# [WORK ORDER]
State how many lines in these records contain the word "title", and nothing else.

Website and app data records
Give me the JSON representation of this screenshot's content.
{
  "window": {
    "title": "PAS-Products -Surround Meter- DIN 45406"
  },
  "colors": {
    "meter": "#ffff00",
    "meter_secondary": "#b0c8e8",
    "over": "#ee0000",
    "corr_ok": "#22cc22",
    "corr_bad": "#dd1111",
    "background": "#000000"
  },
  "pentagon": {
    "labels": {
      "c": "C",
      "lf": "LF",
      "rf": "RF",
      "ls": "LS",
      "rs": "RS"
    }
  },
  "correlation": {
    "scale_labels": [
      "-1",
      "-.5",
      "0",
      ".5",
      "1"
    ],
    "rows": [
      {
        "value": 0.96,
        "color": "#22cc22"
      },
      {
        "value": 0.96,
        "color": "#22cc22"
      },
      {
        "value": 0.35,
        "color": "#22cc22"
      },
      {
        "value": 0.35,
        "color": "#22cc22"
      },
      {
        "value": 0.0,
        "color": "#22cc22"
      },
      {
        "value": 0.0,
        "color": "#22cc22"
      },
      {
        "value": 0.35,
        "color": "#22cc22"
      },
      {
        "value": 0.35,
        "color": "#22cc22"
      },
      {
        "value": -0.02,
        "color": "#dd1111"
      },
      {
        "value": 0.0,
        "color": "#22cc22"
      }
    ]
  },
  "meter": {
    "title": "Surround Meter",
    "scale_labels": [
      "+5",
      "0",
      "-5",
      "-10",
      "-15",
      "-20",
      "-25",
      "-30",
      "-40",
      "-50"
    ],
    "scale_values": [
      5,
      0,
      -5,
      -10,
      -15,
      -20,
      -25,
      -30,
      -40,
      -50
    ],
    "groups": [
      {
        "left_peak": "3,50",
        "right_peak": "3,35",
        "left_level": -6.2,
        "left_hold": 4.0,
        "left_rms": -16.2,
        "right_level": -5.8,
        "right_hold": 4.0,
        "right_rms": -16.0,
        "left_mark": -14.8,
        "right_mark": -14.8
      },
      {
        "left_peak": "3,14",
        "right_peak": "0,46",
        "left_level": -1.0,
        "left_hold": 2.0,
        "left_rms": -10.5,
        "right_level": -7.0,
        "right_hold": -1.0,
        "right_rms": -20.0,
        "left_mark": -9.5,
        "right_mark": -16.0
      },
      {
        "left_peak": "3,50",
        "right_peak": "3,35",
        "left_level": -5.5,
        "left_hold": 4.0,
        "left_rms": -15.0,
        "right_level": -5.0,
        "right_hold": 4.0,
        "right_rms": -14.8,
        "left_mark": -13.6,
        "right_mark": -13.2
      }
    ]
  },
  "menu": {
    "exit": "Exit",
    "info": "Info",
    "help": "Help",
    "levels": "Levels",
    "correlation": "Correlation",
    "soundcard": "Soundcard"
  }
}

# [REPLY]
2